[DATA PROVIDED Boundary: Start]

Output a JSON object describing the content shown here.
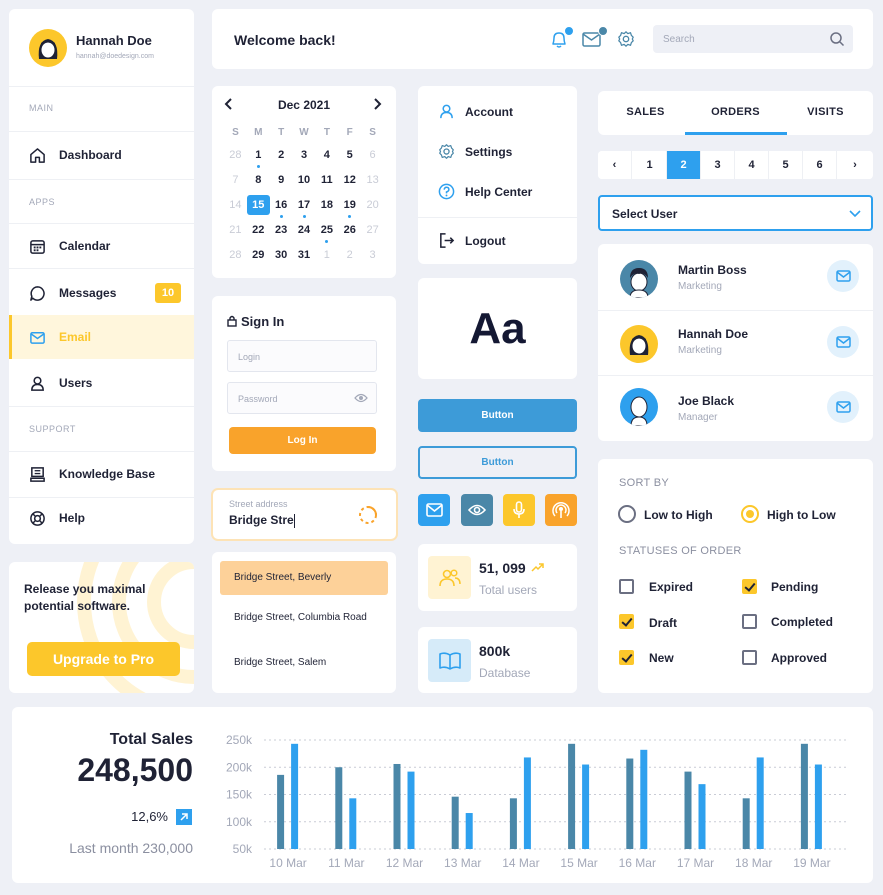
{
  "profile": {
    "name": "Hannah Doe",
    "email": "hannah@doedesign.com"
  },
  "sidebar": {
    "sections": {
      "main": "MAIN",
      "apps": "APPS",
      "support": "SUPPORT"
    },
    "items": [
      {
        "label": "Dashboard"
      },
      {
        "label": "Calendar"
      },
      {
        "label": "Messages",
        "badge": "10"
      },
      {
        "label": "Email"
      },
      {
        "label": "Users"
      },
      {
        "label": "Knowledge Base"
      },
      {
        "label": "Help"
      }
    ]
  },
  "promo": {
    "text": "Release you maximal potential software.",
    "button": "Upgrade to Pro"
  },
  "header": {
    "welcome": "Welcome back!",
    "search_placeholder": "Search"
  },
  "calendar": {
    "month": "Dec 2021",
    "weekdays": [
      "S",
      "M",
      "T",
      "W",
      "T",
      "F",
      "S"
    ],
    "weeks": [
      [
        "28",
        "1",
        "2",
        "3",
        "4",
        "5",
        "6"
      ],
      [
        "7",
        "8",
        "9",
        "10",
        "11",
        "12",
        "13"
      ],
      [
        "14",
        "15",
        "16",
        "17",
        "18",
        "19",
        "20"
      ],
      [
        "21",
        "22",
        "23",
        "24",
        "25",
        "26",
        "27"
      ],
      [
        "28",
        "29",
        "30",
        "31",
        "1",
        "2",
        "3"
      ]
    ]
  },
  "menu": {
    "account": "Account",
    "settings": "Settings",
    "help_center": "Help Center",
    "logout": "Logout"
  },
  "typography": {
    "sample": "Aa"
  },
  "signin": {
    "title": "Sign In",
    "login_placeholder": "Login",
    "password_placeholder": "Password",
    "button": "Log In"
  },
  "buttons": {
    "primary": "Button",
    "outline": "Button"
  },
  "address": {
    "label": "Street address",
    "value": "Bridge Stre",
    "suggestions": [
      "Bridge Street, Beverly",
      "Bridge Street, Columbia Road",
      "Bridge Street, Salem"
    ]
  },
  "stats": {
    "users": {
      "value": "51, 099",
      "label": "Total users"
    },
    "database": {
      "value": "800k",
      "label": "Database"
    }
  },
  "tabs": [
    "SALES",
    "ORDERS",
    "VISITS"
  ],
  "active_tab": "ORDERS",
  "pagination": {
    "prev": "‹",
    "next": "›",
    "pages": [
      "1",
      "2",
      "3",
      "4",
      "5",
      "6"
    ],
    "current": "2"
  },
  "select_user": {
    "label": "Select User"
  },
  "users": [
    {
      "name": "Martin Boss",
      "role": "Marketing"
    },
    {
      "name": "Hannah Doe",
      "role": "Marketing"
    },
    {
      "name": "Joe Black",
      "role": "Manager"
    }
  ],
  "sort": {
    "title": "SORT BY",
    "options": [
      "Low to High",
      "High to Low"
    ],
    "selected": "High to Low",
    "status_title": "STATUSES OF ORDER",
    "statuses": [
      {
        "label": "Expired",
        "checked": false
      },
      {
        "label": "Pending",
        "checked": true
      },
      {
        "label": "Draft",
        "checked": true
      },
      {
        "label": "Completed",
        "checked": false
      },
      {
        "label": "New",
        "checked": true
      },
      {
        "label": "Approved",
        "checked": false
      }
    ]
  },
  "sales": {
    "title": "Total Sales",
    "total": "248,500",
    "change": "12,6%",
    "last_month": "Last month 230,000"
  },
  "colors": {
    "accent_blue": "#2ea0ee",
    "dark_blue": "#4a87a8",
    "yellow": "#fcc72b",
    "orange": "#f9a32b"
  },
  "chart_data": {
    "type": "bar",
    "categories": [
      "10 Mar",
      "11 Mar",
      "12 Mar",
      "13 Mar",
      "14 Mar",
      "15 Mar",
      "16 Mar",
      "17 Mar",
      "18 Mar",
      "19 Mar"
    ],
    "series": [
      {
        "values": [
          186000,
          200000,
          206000,
          146000,
          143000,
          243000,
          216000,
          192000,
          143000,
          243000
        ]
      },
      {
        "values": [
          243000,
          143000,
          192000,
          116000,
          218000,
          205000,
          232000,
          169000,
          218000,
          205000
        ]
      }
    ],
    "yticks": [
      "250k",
      "200k",
      "150k",
      "100k",
      "50k"
    ],
    "ylim": [
      50000,
      250000
    ],
    "grid": true
  }
}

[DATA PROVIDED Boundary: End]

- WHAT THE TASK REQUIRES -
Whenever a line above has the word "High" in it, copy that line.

- SOLUTION TO THIS PROBLEM -
      "Low to High",
      "High to Low"
    "selected": "High to Low",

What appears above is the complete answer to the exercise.